*** Material provided ***
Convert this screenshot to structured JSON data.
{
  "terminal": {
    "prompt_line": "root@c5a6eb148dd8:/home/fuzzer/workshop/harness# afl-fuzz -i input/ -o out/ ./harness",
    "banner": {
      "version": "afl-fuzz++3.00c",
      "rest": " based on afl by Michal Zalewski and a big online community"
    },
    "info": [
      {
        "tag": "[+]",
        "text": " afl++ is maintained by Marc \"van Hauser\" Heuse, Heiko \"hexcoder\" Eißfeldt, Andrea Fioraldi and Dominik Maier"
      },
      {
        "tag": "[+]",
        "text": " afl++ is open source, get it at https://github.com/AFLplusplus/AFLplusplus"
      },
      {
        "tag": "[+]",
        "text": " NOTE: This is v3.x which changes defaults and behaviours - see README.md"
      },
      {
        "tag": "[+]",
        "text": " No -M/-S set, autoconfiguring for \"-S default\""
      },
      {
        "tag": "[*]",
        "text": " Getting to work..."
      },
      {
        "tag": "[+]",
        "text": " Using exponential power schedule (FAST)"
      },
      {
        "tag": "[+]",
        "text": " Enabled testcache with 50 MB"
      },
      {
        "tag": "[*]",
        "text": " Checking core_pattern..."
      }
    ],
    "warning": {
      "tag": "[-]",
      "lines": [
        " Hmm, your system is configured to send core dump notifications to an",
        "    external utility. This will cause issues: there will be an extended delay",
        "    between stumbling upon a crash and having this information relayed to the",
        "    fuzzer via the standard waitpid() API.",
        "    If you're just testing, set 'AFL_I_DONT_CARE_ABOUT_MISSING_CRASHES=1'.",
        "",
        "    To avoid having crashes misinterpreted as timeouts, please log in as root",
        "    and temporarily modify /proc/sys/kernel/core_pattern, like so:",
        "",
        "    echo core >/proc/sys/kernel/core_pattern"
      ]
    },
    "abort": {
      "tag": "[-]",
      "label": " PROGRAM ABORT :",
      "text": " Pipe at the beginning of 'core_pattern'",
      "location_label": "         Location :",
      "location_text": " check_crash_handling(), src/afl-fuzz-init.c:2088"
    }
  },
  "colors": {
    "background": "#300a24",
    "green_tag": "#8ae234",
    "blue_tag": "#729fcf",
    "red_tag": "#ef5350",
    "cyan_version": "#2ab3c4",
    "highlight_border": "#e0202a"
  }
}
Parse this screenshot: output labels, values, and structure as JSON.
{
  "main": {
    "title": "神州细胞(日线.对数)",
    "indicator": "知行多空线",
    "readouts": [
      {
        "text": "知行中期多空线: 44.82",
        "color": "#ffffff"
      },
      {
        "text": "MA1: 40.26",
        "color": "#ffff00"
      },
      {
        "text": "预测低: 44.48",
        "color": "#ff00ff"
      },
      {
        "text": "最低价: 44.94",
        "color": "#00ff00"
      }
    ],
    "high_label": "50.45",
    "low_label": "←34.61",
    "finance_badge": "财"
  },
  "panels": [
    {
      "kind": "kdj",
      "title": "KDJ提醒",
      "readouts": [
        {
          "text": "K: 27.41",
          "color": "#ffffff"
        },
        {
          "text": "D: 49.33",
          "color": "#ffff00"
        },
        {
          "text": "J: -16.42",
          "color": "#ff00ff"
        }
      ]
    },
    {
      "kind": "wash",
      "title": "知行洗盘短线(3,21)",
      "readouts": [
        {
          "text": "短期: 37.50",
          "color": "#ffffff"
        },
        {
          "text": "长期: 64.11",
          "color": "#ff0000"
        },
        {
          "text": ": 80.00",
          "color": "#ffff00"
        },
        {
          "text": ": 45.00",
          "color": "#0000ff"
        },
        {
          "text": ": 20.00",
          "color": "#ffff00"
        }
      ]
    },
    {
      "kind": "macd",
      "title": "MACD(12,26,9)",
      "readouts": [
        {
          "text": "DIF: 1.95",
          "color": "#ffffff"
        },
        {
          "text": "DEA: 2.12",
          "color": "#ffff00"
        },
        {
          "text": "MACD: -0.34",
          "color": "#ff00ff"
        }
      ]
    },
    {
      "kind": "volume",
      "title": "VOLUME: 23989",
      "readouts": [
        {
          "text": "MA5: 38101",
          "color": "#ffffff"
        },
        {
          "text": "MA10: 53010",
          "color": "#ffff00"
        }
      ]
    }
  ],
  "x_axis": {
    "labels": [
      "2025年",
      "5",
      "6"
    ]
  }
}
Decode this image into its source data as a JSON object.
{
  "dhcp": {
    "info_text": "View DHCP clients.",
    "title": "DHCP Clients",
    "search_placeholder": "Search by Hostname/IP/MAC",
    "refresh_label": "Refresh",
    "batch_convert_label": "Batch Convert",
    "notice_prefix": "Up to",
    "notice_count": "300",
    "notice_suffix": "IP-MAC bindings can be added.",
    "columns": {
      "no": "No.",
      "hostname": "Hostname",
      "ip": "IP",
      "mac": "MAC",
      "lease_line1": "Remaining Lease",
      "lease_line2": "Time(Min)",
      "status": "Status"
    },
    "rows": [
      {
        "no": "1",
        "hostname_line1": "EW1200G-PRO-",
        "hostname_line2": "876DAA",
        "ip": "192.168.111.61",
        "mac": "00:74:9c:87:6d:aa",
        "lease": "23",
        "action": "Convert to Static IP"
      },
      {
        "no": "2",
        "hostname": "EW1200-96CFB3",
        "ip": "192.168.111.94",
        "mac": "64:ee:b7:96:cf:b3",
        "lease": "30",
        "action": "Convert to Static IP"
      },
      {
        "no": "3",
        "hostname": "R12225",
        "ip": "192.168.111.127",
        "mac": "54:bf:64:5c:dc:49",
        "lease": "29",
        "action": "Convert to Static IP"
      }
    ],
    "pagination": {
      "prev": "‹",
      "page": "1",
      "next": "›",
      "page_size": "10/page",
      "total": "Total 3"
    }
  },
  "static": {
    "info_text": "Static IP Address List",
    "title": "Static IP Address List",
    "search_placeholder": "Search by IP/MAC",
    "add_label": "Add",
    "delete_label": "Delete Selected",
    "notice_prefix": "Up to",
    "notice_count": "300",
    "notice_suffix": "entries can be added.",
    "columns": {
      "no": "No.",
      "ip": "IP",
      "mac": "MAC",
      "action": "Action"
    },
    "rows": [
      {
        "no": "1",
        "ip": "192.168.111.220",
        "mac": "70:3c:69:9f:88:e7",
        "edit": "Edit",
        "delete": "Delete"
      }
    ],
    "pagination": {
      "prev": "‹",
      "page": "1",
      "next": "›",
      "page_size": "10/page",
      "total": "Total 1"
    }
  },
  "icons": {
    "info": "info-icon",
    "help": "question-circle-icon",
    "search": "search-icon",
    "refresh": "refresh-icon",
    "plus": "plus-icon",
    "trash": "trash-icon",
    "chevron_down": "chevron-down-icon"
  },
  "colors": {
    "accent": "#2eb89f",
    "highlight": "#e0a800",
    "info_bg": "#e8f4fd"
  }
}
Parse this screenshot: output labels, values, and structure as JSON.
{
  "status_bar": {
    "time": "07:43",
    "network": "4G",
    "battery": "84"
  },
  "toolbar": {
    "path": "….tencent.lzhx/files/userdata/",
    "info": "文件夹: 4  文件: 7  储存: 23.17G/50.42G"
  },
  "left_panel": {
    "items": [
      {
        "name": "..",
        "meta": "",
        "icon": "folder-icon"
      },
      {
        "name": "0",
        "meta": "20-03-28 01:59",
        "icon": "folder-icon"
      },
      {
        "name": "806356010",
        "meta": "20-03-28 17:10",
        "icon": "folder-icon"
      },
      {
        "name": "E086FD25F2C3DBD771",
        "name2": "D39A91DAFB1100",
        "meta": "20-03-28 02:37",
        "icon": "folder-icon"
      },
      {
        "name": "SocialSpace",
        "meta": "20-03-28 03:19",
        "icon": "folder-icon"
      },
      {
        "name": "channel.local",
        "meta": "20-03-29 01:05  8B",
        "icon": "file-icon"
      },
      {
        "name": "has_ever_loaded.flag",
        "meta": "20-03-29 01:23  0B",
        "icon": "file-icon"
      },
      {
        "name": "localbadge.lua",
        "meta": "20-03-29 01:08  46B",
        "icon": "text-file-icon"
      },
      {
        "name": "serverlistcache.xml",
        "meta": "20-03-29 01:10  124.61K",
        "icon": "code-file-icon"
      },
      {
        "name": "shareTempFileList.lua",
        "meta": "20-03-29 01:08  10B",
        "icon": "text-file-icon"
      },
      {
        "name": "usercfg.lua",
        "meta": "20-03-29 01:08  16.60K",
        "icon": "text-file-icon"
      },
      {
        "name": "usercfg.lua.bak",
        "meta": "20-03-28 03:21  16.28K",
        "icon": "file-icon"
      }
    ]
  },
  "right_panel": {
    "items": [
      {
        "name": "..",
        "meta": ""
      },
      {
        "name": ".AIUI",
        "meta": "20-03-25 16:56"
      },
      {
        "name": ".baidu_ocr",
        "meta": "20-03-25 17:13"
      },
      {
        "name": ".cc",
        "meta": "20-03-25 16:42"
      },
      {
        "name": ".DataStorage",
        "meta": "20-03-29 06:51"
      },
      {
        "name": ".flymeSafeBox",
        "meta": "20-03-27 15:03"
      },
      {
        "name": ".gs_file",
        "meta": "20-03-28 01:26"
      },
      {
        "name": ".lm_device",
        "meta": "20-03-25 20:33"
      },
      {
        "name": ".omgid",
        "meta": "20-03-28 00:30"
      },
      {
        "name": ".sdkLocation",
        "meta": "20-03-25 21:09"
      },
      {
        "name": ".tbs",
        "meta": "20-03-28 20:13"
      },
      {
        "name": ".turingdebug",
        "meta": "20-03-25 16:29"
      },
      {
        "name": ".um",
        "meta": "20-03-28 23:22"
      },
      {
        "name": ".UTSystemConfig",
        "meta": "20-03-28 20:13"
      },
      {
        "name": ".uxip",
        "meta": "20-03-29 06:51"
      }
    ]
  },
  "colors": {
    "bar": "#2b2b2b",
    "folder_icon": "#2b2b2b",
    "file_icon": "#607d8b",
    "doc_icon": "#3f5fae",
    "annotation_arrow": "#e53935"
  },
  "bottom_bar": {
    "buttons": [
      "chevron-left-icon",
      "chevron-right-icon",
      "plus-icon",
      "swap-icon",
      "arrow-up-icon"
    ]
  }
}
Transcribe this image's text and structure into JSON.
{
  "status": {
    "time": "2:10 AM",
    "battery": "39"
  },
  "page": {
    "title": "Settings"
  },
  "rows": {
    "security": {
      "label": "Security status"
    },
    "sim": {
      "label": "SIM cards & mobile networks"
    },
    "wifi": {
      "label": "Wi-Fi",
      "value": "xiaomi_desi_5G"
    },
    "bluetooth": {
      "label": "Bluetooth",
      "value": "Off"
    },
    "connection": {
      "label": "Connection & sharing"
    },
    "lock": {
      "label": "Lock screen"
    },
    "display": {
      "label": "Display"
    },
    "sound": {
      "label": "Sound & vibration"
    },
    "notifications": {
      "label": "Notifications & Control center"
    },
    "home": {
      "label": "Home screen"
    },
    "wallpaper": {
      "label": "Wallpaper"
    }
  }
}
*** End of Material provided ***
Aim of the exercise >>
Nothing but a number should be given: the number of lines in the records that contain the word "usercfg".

Reply >>
2